An enormous magnet, boasting a rock-steady field and a bore twice the size found elsewhere, is expected to draw the global scientific community to its Florida home. Opened last month in Tallahassee, the magnetic system offers a 105-millimeter bore and a record birth "weight," or magnetic field. Standing 16 feet tall and weighing more than 15 tons, the National High Magnetic Field Laboratory magnet is expected to live at least 10 years, and could survive for decades. On its inception date, July 21, the magnet produced a uniform field of 21.1 Tesla, which is expected to hold steady for years, a product of the resistanceless state of the superconducting electrons orbiting its bore. The magnet is now being readied for an international user community and, thanks to its superconducting coils, it will stay running for years to clean up a backlog of experiments waiting for such a device.

Friday, July 02, 2004

"QUANTUM: wells shed light on lightbulb alternative"

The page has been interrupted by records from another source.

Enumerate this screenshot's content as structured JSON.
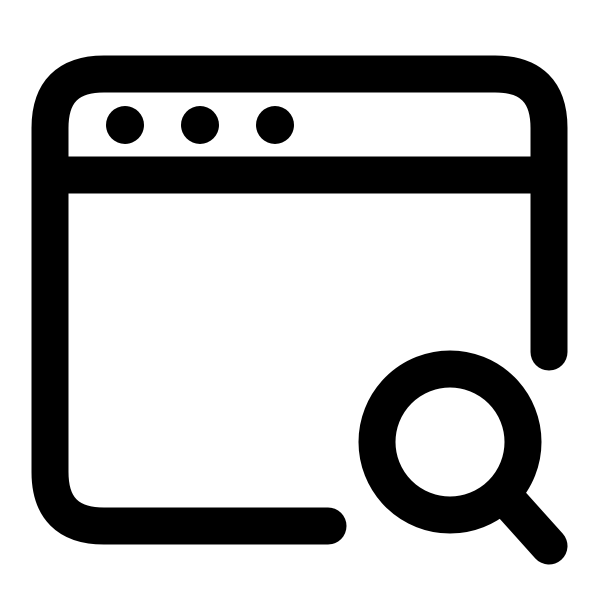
{
  "icon": {
    "name": "browser-window-search-icon",
    "stroke_color": "#000000",
    "background_color": "#ffffff",
    "window_dots_count": 3
  }
}
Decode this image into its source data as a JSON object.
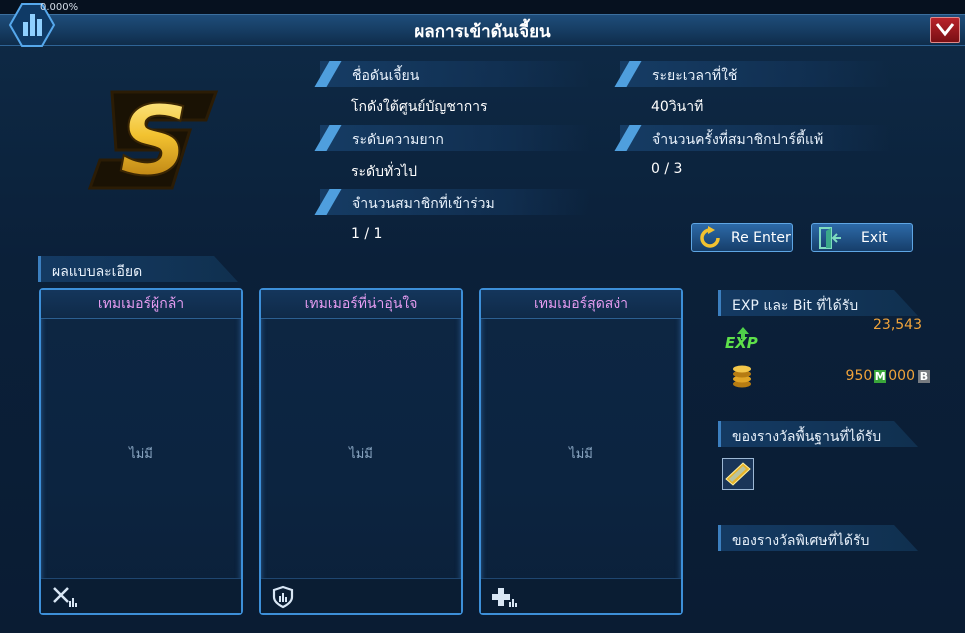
{
  "window": {
    "title": "ผลการเข้าดันเจี้ยน",
    "percent": "0.000%"
  },
  "rank": "S",
  "info": {
    "dungeon_name_label": "ชื่อดันเจี้ยน",
    "dungeon_name_value": "โกดังใต้ศูนย์บัญชาการ",
    "time_label": "ระยะเวลาที่ใช้",
    "time_value": "40วินาที",
    "difficulty_label": "ระดับความยาก",
    "difficulty_value": "ระดับทั่วไป",
    "party_deaths_label": "จำนวนครั้งที่สมาชิกปาร์ตี้แพ้",
    "party_deaths_value": "0 / 3",
    "members_label": "จำนวนสมาชิกที่เข้าร่วม",
    "members_value": "1 / 1"
  },
  "buttons": {
    "reenter": "Re Enter",
    "exit": "Exit"
  },
  "details": {
    "header": "ผลแบบละเอียด",
    "panels": [
      {
        "title": "เทมเมอร์ผู้กล้า",
        "value": "ไม่มี",
        "icon": "crossed-swords-icon"
      },
      {
        "title": "เทมเมอร์ที่น่าอุ่นใจ",
        "value": "ไม่มี",
        "icon": "shield-icon"
      },
      {
        "title": "เทมเมอร์สุดสง่า",
        "value": "ไม่มี",
        "icon": "heal-cross-icon"
      }
    ]
  },
  "rewards": {
    "exp_bit_header": "EXP และ Bit ที่ได้รับ",
    "exp_icon_text": "EXP",
    "exp_value": "23,543",
    "bit_mega": "950",
    "bit_mega_unit": "M",
    "bit_base": "000",
    "bit_base_unit": "B",
    "basic_header": "ของรางวัลพื้นฐานที่ได้รับ",
    "special_header": "ของรางวัลพิเศษที่ได้รับ"
  },
  "colors": {
    "accent": "#4f9fde",
    "panel_title": "#e59cf0",
    "exp_value": "#f0a33a",
    "bit_value": "#f0a33a",
    "rank_gold": "#f2c230"
  }
}
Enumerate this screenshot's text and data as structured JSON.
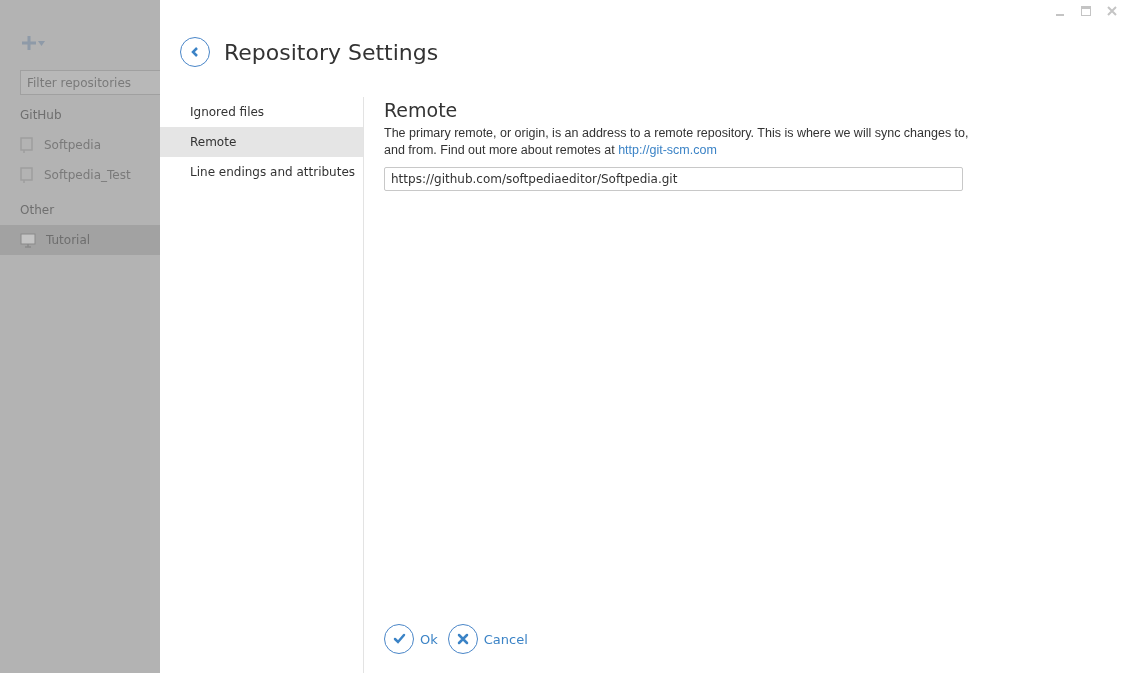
{
  "sidebar": {
    "filter": {
      "placeholder": "Filter repositories"
    },
    "groups": [
      {
        "label": "GitHub",
        "items": [
          {
            "label": "Softpedia",
            "kind": "repo",
            "selected": false
          },
          {
            "label": "Softpedia_Test",
            "kind": "repo",
            "selected": false
          }
        ]
      },
      {
        "label": "Other",
        "items": [
          {
            "label": "Tutorial",
            "kind": "local",
            "selected": true
          }
        ]
      }
    ]
  },
  "title": "Repository Settings",
  "nav": [
    {
      "label": "Ignored files",
      "selected": false
    },
    {
      "label": "Remote",
      "selected": true
    },
    {
      "label": "Line endings and attributes",
      "selected": false
    }
  ],
  "section": {
    "heading": "Remote",
    "description": "The primary remote, or origin, is an address to a remote repository. This is where we will sync changes to, and from. Find out more about remotes at",
    "link": "http://git-scm.com",
    "value": "https://github.com/softpediaeditor/Softpedia.git"
  },
  "buttons": [
    {
      "label": "Ok",
      "kind": "ok"
    },
    {
      "label": "Cancel",
      "kind": "cancel"
    }
  ]
}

A promise of future lightbulb replacements that are almost 100 percent efficient came to light in a recent proof-of-concept experiment carried out by the National Nuclear Security Administration's Los Alamos National Laboratory and Sandia National Laboratories. In demonstrating these "light engines," experimental quantum wells emitted ultraviolet energy so rapidly that before that energy could become radiation, it was absorbed by integrated nanocrystals that glowed like a fluorescent tube. Now, "the process is 55 percent efficient," reported Sandia researcher Daniel Koleske, "because, unlike the fluorescent bulb, which must radiate its ultraviolet energy to the phosphor in the form of photons, the quantum well here delivers its ultraviolet energy to the nanocrystal very rapidly, before photons even form." As a consequence of the conversion process from UV photons to visible photons, normal fluorescent lightbulbs are less than 10 percent efficient. But in the future, light engines currently under development by companies working with the national laboratories could increase that efficiency to almost 100 percent.